The Address Book highlights the hidden stories behind street addresses and their power to decide who counts, who doesn’t--and why. When most people think about street addresses, if they think of them at all, it’s in their capacity to ensure that the postal service can deliver mail or a traveler won’t get lost. But street addresses weren’t invented to help you find your way; they were created to find you.
Exploring the fate of streets named after Martin Luther King, Jr., the wayfinding means of ancient Romans, and how Nazis haunt the streets of modern Germany, author Deirdre Mask uncovers what having an address (or not) means for millions of people around the world, whether it’s in the slums of India or the parks of England.

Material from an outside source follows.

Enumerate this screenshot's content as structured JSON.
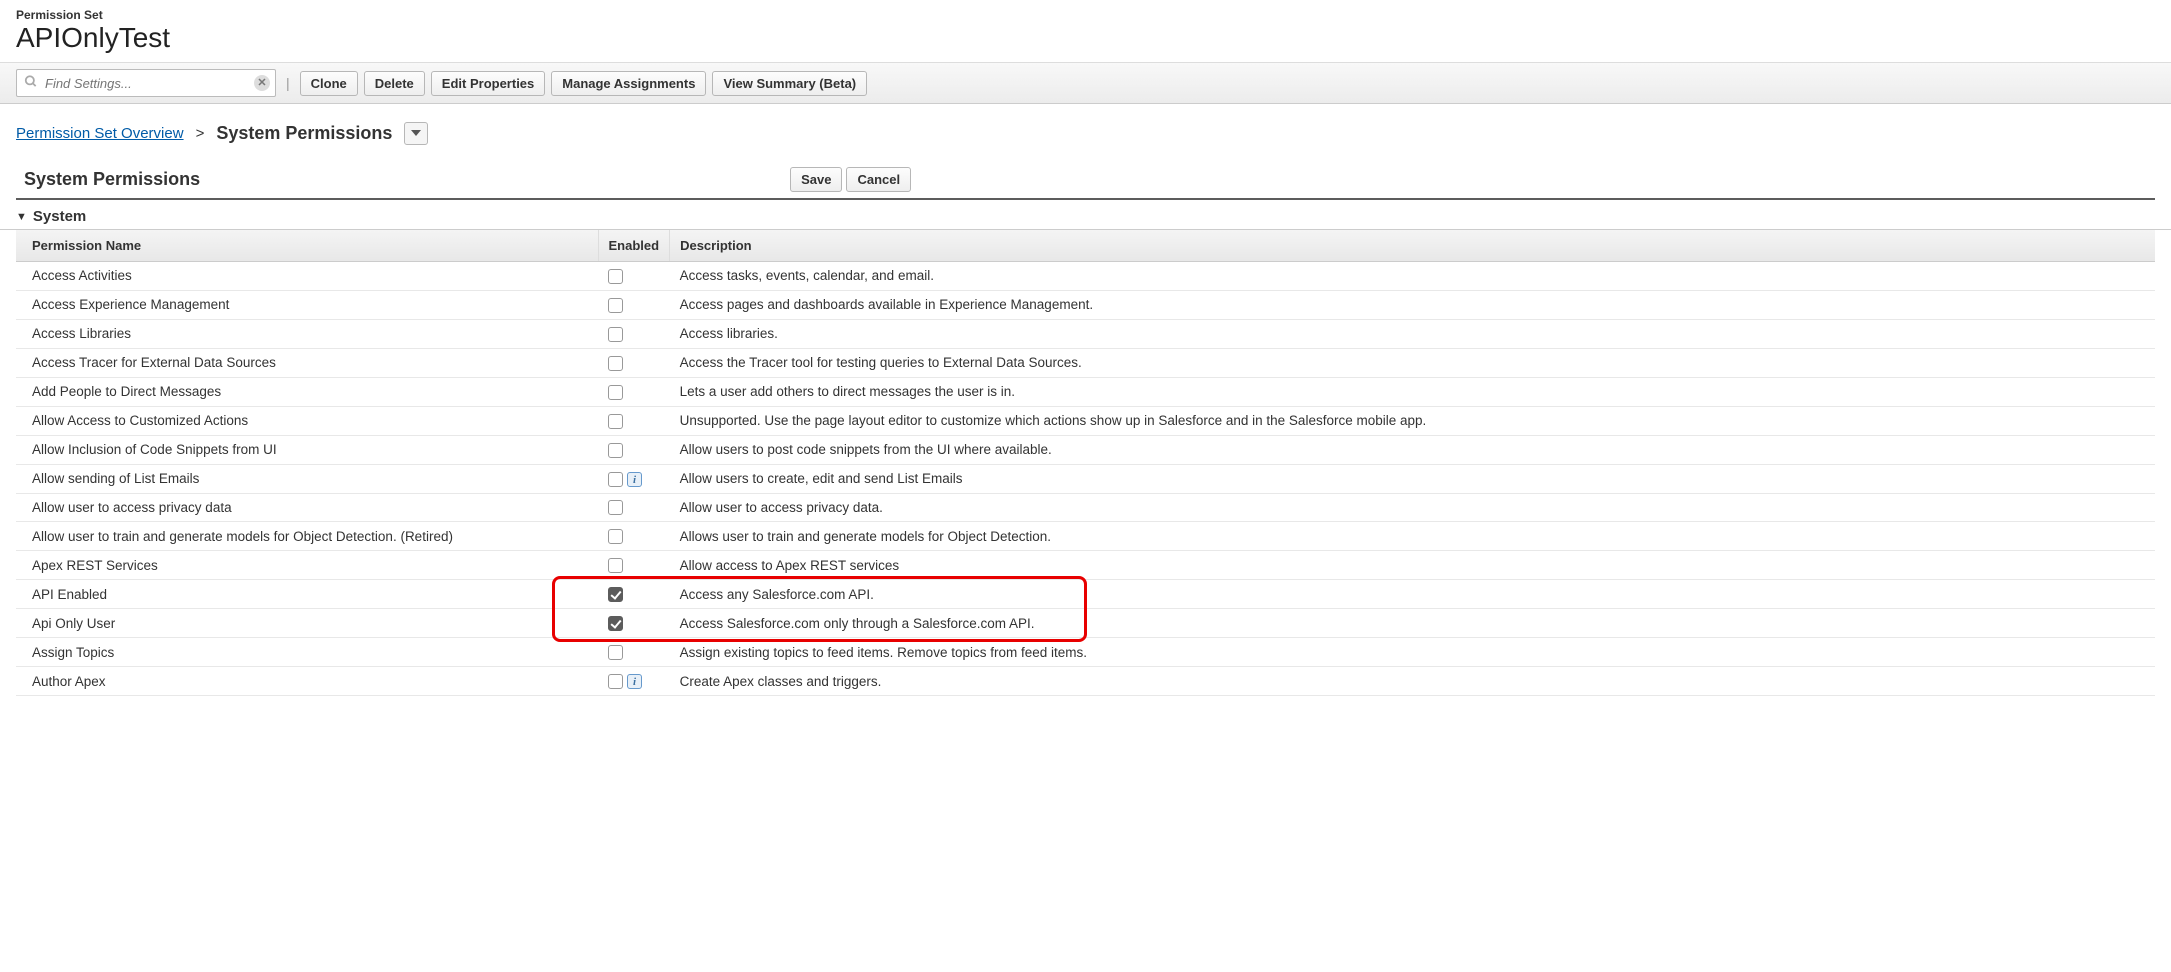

“In late summer, we surveyed Centre Region residents to first learn whether they were interested in having the community read program in 2021--which was an overwhelming, “yes”--and also about topics that may resonate,” said Maria Burchill, Schlow Library’s head of adult services and a member of the Centre County Reads committee. “The Address Book hits on all aspects of that feedback. We thought it would offer a compelling read at this moment, plus offer unique insight into something that, on its surface, seems ordinary but dramatically influences all aspects of our life.”
Centre County Reads will officially kick off its 2021 virtual program later in January including author visit dates, book discussion opportunities, and activities related to this year’s selection. Keep an eye out on social media and the CCR website--centrecountyreads.org--for information and schedules.
Centre County Reads started in 2003 with the book To Kill a Mockingbird. The project encourages county residents of all ages to explore the human condition and community issues by reading and discussing the same book. Past selections include A Walk in the Woods, The Book Thief, Beautiful Ruins, Vulture: The Private Life of an Unloved Bird by Penn State alumna Katie Fallon, and last year’s choice, Charming Billy.
Chosen as one of Time magazine’s 100 Must-Read Books of 2020, The Address Book also was a finalist for the 2020 Kirkus Prize for Nonfiction and was long-listed for the 2020 Porchlight Business Book Awards.
Deirdre Mask graduated from Harvard College and attended University of Oxford before returning to Harvard for law school, where she was an editor of the Harvard Law Review. She completed a master’s in writing at the National University of Ireland. Her writing has appeared in The New York Times, The Atlantic, and The Guardian. Originally from North Carolina, she has taught at Harvard and the London School of Economics and currently lives in London.